All except for one letter that Fessenden wrote on his deathbed, quoted a few years later by his beloved wife Helen.
“What do you think?” I asked my wife. “Did she make it all up to ensure her husband was not forgotten?”
And Pamela paused. “I think,” she finally said, “that she could have.”
HELEN: Reginald talked about the broadcast again, near the end, telling the story to Reggie Jr. and the grandchildren. There were other more important achievements, of course, with greater fanfare and louder controversy. But this was a story, and stories speak to us in a special way.
It was a lovely moment. Full of peace, with family near. One last Christmas together.
JAMES: Do you know the quote his wife Helen chose to include in the front matter of her husband’s biography?
“After all, what one wants to know is not what people did, but why they did it—or rather why they thought they did it; and to learn that you should go to the men themselves. Their very falsehood is often more than another man’s truth.”
You have to ask yourself, why that quote, from a woman who spends the rest of the volume loyally defending and bragging about her husband? It’s as if even she knew that sometimes we trick ourselves. We believe we’re telling the whole truth or acting out of pure motives.
But we’re not.
“Long lay the world in sin and error pining” indeed.
HELEN: I visited his grave this morning. Traced my fingers over the inscription there: “His mind illuminated the past. And the future. And wrought greatly for the present.” And below it: “I am yesterday, and I know tomorrow.”
Now, thanks to me, tomorrow will know him as well.
JAMES: In the end, I didn’t tear him to shreds. Just said that maybe Fessenden, looking back several decades, got some of the details mixed up, and what he was really thinking of was the 1906 laboratory demonstration that we know happened. It was the least I could do, because the man was a genius, one who doesn’t get nearly the credit he deserved.
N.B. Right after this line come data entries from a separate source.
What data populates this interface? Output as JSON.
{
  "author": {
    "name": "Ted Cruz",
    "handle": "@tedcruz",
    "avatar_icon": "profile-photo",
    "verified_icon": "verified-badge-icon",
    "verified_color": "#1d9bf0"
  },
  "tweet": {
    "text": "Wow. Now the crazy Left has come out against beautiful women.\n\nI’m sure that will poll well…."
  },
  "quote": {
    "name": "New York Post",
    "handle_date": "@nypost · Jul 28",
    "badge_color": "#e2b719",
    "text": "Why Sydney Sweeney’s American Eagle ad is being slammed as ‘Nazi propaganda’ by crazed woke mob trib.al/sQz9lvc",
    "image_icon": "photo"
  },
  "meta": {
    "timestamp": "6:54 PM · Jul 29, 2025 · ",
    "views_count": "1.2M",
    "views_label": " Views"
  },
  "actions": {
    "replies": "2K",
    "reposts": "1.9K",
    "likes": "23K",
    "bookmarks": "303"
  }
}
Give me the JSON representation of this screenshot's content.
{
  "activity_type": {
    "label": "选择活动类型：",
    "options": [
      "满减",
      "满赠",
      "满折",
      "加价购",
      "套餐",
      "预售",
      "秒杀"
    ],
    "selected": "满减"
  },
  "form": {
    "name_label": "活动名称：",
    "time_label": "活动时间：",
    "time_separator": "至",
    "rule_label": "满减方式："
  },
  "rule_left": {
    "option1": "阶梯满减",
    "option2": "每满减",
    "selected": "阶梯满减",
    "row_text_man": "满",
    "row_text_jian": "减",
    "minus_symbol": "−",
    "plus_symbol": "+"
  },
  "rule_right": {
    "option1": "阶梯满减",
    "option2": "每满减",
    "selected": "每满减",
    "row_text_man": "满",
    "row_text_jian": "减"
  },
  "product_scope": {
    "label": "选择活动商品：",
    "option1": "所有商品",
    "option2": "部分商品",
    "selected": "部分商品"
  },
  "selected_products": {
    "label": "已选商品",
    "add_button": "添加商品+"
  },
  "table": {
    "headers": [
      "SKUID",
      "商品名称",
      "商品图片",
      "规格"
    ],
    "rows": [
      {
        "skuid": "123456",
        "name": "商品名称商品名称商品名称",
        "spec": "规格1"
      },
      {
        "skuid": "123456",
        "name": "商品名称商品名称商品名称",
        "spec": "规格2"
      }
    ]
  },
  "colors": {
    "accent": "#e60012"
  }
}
But I’ve learned something writing this article: We are deeply capable of self-deception. All of us.
There’s an uplifting thought for your holidays. The anti-Hallmark movie. If I wrote it into a screenplay, it would be rejected after the first few pages. We prefer the simple version of Fessenden’s broadcast, one that hits all of those familiar Hollywood underdog beats. And my story? Well, there aren’t enough heroes.
That’s the beautiful thing, though. There aren’t enough heroes in real life either. There are just weak and wandering men and women like you and me.
We’re brilliant in our innovation and reckless in our arrogance. We want to believe the best of ourselves and the people around us and are constantly betraying and being betrayed. We are aspirational in our storytelling…and possibly deceptive as well.
Reginald Fessenden’s story is all of ours, really.
HELEN: Each time “O Holy Night” comes on the radio, I hope there are people who remember that the very first time was my brilliant Reginald drawing his bow across strings. Drawing the world together with music.
(This is the third in a series of fictionalized narratives based on the true origins of beloved Christmas carols. To take a look at the real James’s article on Fessenden’s broadcast, go here. To read past narratives, go here.)